Records from a collection:
----

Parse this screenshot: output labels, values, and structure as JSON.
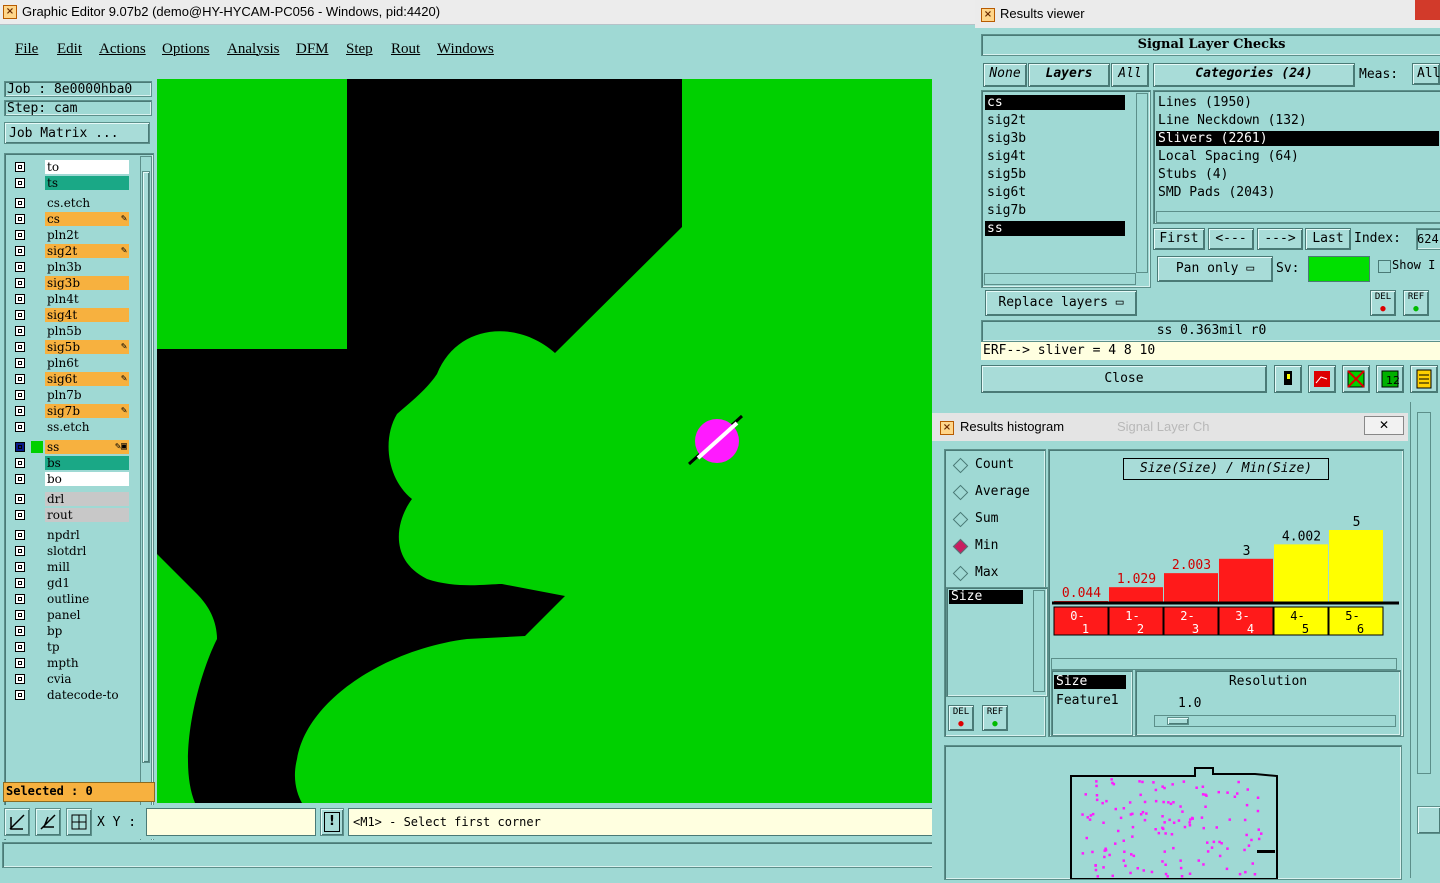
{
  "window": {
    "title": "Graphic Editor 9.07b2 (demo@HY-HYCAM-PC056 - Windows, pid:4420)"
  },
  "menu": [
    "File",
    "Edit",
    "Actions",
    "Options",
    "Analysis",
    "DFM",
    "Step",
    "Rout",
    "Windows"
  ],
  "job": {
    "label": "Job : 8e0000hba0",
    "step": "Step: cam",
    "matrix_btn": "Job Matrix ..."
  },
  "layers": [
    {
      "name": "to",
      "color": "#ffffff",
      "edit": ""
    },
    {
      "name": "ts",
      "color": "#1aa886",
      "edit": ""
    },
    {
      "name": "cs.etch",
      "color": "#9fd9d4",
      "edit": ""
    },
    {
      "name": "cs",
      "color": "#f7b13f",
      "edit": "✎"
    },
    {
      "name": "pln2t",
      "color": "#9fd9d4",
      "edit": ""
    },
    {
      "name": "sig2t",
      "color": "#f7b13f",
      "edit": "✎"
    },
    {
      "name": "pln3b",
      "color": "#9fd9d4",
      "edit": ""
    },
    {
      "name": "sig3b",
      "color": "#f7b13f",
      "edit": ""
    },
    {
      "name": "pln4t",
      "color": "#9fd9d4",
      "edit": ""
    },
    {
      "name": "sig4t",
      "color": "#f7b13f",
      "edit": ""
    },
    {
      "name": "pln5b",
      "color": "#9fd9d4",
      "edit": ""
    },
    {
      "name": "sig5b",
      "color": "#f7b13f",
      "edit": "✎"
    },
    {
      "name": "pln6t",
      "color": "#9fd9d4",
      "edit": ""
    },
    {
      "name": "sig6t",
      "color": "#f7b13f",
      "edit": "✎"
    },
    {
      "name": "pln7b",
      "color": "#9fd9d4",
      "edit": ""
    },
    {
      "name": "sig7b",
      "color": "#f7b13f",
      "edit": "✎"
    },
    {
      "name": "ss.etch",
      "color": "#9fd9d4",
      "edit": ""
    },
    {
      "name": "ss",
      "color": "#f7b13f",
      "edit": "✎▣"
    },
    {
      "name": "bs",
      "color": "#1aa886",
      "edit": ""
    },
    {
      "name": "bo",
      "color": "#ffffff",
      "edit": ""
    },
    {
      "name": "drl",
      "color": "#c8c8c8",
      "edit": ""
    },
    {
      "name": "rout",
      "color": "#c8c8c8",
      "edit": ""
    },
    {
      "name": "npdrl",
      "color": "#9fd9d4",
      "edit": ""
    },
    {
      "name": "slotdrl",
      "color": "#9fd9d4",
      "edit": ""
    },
    {
      "name": "mill",
      "color": "#9fd9d4",
      "edit": ""
    },
    {
      "name": "gd1",
      "color": "#9fd9d4",
      "edit": ""
    },
    {
      "name": "outline",
      "color": "#9fd9d4",
      "edit": ""
    },
    {
      "name": "panel",
      "color": "#9fd9d4",
      "edit": ""
    },
    {
      "name": "bp",
      "color": "#9fd9d4",
      "edit": ""
    },
    {
      "name": "tp",
      "color": "#9fd9d4",
      "edit": ""
    },
    {
      "name": "mpth",
      "color": "#9fd9d4",
      "edit": ""
    },
    {
      "name": "cvia",
      "color": "#9fd9d4",
      "edit": ""
    },
    {
      "name": "datecode-to",
      "color": "#9fd9d4",
      "edit": ""
    }
  ],
  "selected": "Selected : 0",
  "bottom": {
    "xy_label": "X Y :",
    "xy_value": "",
    "prompt": "<M1> - Select first corner",
    "excl": "!"
  },
  "results_viewer": {
    "title": "Results viewer",
    "header": "Signal Layer Checks",
    "none_btn": "None",
    "layers_btn": "Layers",
    "all_btn": "All",
    "categories_btn": "Categories (24)",
    "meas_label": "Meas:",
    "meas_value": "All",
    "layer_list": [
      "cs",
      "sig2t",
      "sig3b",
      "sig4t",
      "sig5b",
      "sig6t",
      "sig7b",
      "ss"
    ],
    "categories": [
      "Lines (1950)",
      "Line Neckdown (132)",
      "Slivers (2261)",
      "Local Spacing (64)",
      "Stubs (4)",
      "SMD Pads (2043)"
    ],
    "first_btn": "First",
    "prev_btn": "<---",
    "next_btn": "--->",
    "last_btn": "Last",
    "index_label": "Index:",
    "index_value": "624",
    "pan_btn": "Pan only",
    "sv_label": "Sv:",
    "show_label": "Show I",
    "replace_btn": "Replace layers",
    "del_lbl": "DEL",
    "ref_lbl": "REF",
    "measure": "ss 0.363mil  r0",
    "erf": "ERF--> sliver = 4 8 10",
    "close_btn": "Close"
  },
  "histogram": {
    "title": "Results histogram",
    "bg_title": "Signal Layer Ch",
    "modes": [
      "Count",
      "Average",
      "Sum",
      "Min",
      "Max"
    ],
    "selected_mode": "Min",
    "attr_list": [
      "Size"
    ],
    "formula": "Size(Size) / Min(Size)",
    "feature_list": [
      "Size",
      "Feature1"
    ],
    "resolution_label": "Resolution",
    "resolution_value": "1.0",
    "del_lbl": "DEL",
    "ref_lbl": "REF"
  },
  "chart_data": {
    "type": "bar",
    "categories": [
      "0-1",
      "1-2",
      "2-3",
      "3-4",
      "4-5",
      "5-6"
    ],
    "values": [
      0.044,
      1.029,
      2.003,
      3,
      4.002,
      5
    ],
    "labels": [
      "0.044",
      "1.029",
      "2.003",
      "3",
      "4.002",
      "5"
    ],
    "colors": [
      "#ff1a1a",
      "#ff1a1a",
      "#ff1a1a",
      "#ff1a1a",
      "#ffff00",
      "#ffff00"
    ],
    "ylim": [
      0,
      5
    ]
  }
}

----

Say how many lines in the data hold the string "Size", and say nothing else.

3